He continued, “One thing about all the classical stuff, it is all in tremendous shape… very rarely do I see one that isn’t in like new condition. Back in the 1970s when a lot of this was sold, labels like Deutsche Grammophon, London, Mercury Golden Imports, back in the 1970s they sold for $11.99 each when regular albums were $6-$7. The people who bought them had means, and they took very good care of them… and the quality of the recordings is excellent, they sound really good.”
Jazz and classical room
Adjacent to the classical aisle was a room filled with jazz records and additional classical stock, including some intriguing-looking box sets. “we have one of the biggest jazz music collections you will ever find… we love jazz,” Jerry said.
Some jazz records at Jerry’s
“Dixieland, traditional, be-bop, modern, big band, we’ve got it.”
Classical box sets, among other great music
Wow, so many records… so many types- more than I expected. It was all kind of mind boggling. Yet there were still a few surprises in store.
The Spoken Word
Jerry led me to a small section as we worked our way back towards the front of the store. “This stuff is all the spoken word… speeches by John F. Kennedy, Winston Churchill, biographies, stories, things like that.” Who would have thought you would find JFK and Sir Winston Churchill records sitting next to each other, anywhere?
Perpendicular to the spoken word was a long aisle that ran all the way to the front of the store,loaded with soul records. “We sell a lot of soul, it does really well for us,” Jerry said.
Thousands of soul records
Around the corner from the spoken word was another long aisle, filled with records, of course! A man was working in the aisle. “Don, this is Fran,” Jerry said, introducing me. “Fran worked at National Record Mart for 38 years and now he helps me. He helps manage the classical, jazz, vocalists, spoken word, children’s, movie soundtrack, and broadway show records.”
Fran- another music expert
Taking over while Jerry went back into the main part of the store to wait on customers, Fran started with the children’s records. “We have an amazing variety of children’s records,” he said, showing me some examples.
A quick look through the bins revealed several interesting and obscure titles… Romper Room, Disney’s “Small World”, and Mr. Rogers… is there ANYTHING this guy doesn’t have on vinyl?
A little bit of trivia for you- Fred “Mr.” Rogers produced his television show in Pittsburgh and was a Squirrel Hill resident for most of his life- right in the same neigborhood as Jerry’s. I later asked Jerry if Mr. Rogers was ever a customer. “Fred Rogers? Nah, I never saw him in here.”
The aisle leading from the children’s aisle was filled with soundtracks and broadway shows. “We have a nice collection of them that have never been opened… still sealed from the factory!” Fran said. I noticed some quadraphonic records off to my right, too. Wonder who still has gear to play them? I have picked up more than a few soundtracks myself here, including such cool ones as the soundtrack to the movie “Patton” starring George C. Scott, Dr. Zhivago, and Fiddler on the Roof.

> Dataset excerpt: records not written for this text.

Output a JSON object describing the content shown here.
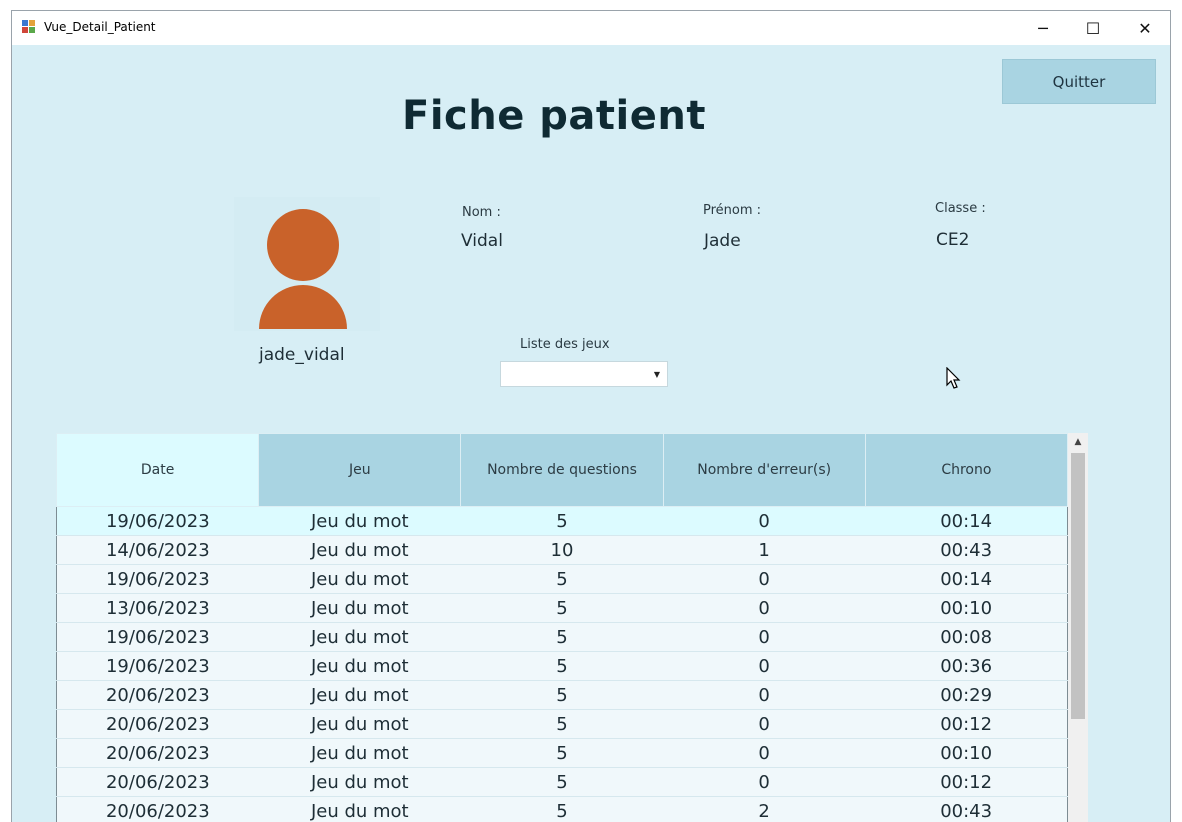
{
  "window": {
    "title": "Vue_Detail_Patient",
    "icon": "app-form-icon",
    "controls": {
      "minimize": "─",
      "maximize": "☐",
      "close": "✕"
    }
  },
  "header": {
    "title": "Fiche patient",
    "quit_label": "Quitter"
  },
  "patient": {
    "avatar": "user-avatar-icon",
    "username": "jade_vidal",
    "nom_label": "Nom :",
    "nom_value": "Vidal",
    "prenom_label": "Prénom :",
    "prenom_value": "Jade",
    "classe_label": "Classe :",
    "classe_value": "CE2"
  },
  "games": {
    "label": "Liste des jeux",
    "selected": ""
  },
  "table": {
    "columns": [
      "Date",
      "Jeu",
      "Nombre de questions",
      "Nombre d'erreur(s)",
      "Chrono"
    ],
    "rows": [
      [
        "19/06/2023",
        "Jeu du mot",
        "5",
        "0",
        "00:14"
      ],
      [
        "14/06/2023",
        "Jeu du mot",
        "10",
        "1",
        "00:43"
      ],
      [
        "19/06/2023",
        "Jeu du mot",
        "5",
        "0",
        "00:14"
      ],
      [
        "13/06/2023",
        "Jeu du mot",
        "5",
        "0",
        "00:10"
      ],
      [
        "19/06/2023",
        "Jeu du mot",
        "5",
        "0",
        "00:08"
      ],
      [
        "19/06/2023",
        "Jeu du mot",
        "5",
        "0",
        "00:36"
      ],
      [
        "20/06/2023",
        "Jeu du mot",
        "5",
        "0",
        "00:29"
      ],
      [
        "20/06/2023",
        "Jeu du mot",
        "5",
        "0",
        "00:12"
      ],
      [
        "20/06/2023",
        "Jeu du mot",
        "5",
        "0",
        "00:10"
      ],
      [
        "20/06/2023",
        "Jeu du mot",
        "5",
        "0",
        "00:12"
      ],
      [
        "20/06/2023",
        "Jeu du mot",
        "5",
        "2",
        "00:43"
      ]
    ]
  },
  "colors": {
    "background": "#d7eef5",
    "header_cell": "#a9d4e2",
    "selected_row": "#dcfbff",
    "avatar": "#c9622a"
  }
}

My tour completed, I thanked Jerry and headed home, blown away by the depth and breadth of his store, as well as his knowledge or music. I wrote this piece and edited all the photographs while listening to records I bought from Jerry’s… the soundtrack from The Spy Who Loved Me, Memories Aux Bruxelles, the official music from the Brussels World’s Fair, Boz Scagg’s Hits! and Rush’s Exit Stage Left. Neat music, some of it hard to find, and only $14 for all four! As a vinyl lover I felt lucky to live in Pittsburgh, and lucky to have someone like Jerry watching over this amazing treasure trove of music and history. If you are a vinyl lover as I am, it is worth a pilgrimage to Pittsburgh to see this place… just bring a lot of money and a U-Haul!
2136 Murray Ave, 2nd Floor
Pittsburgh, PA 15217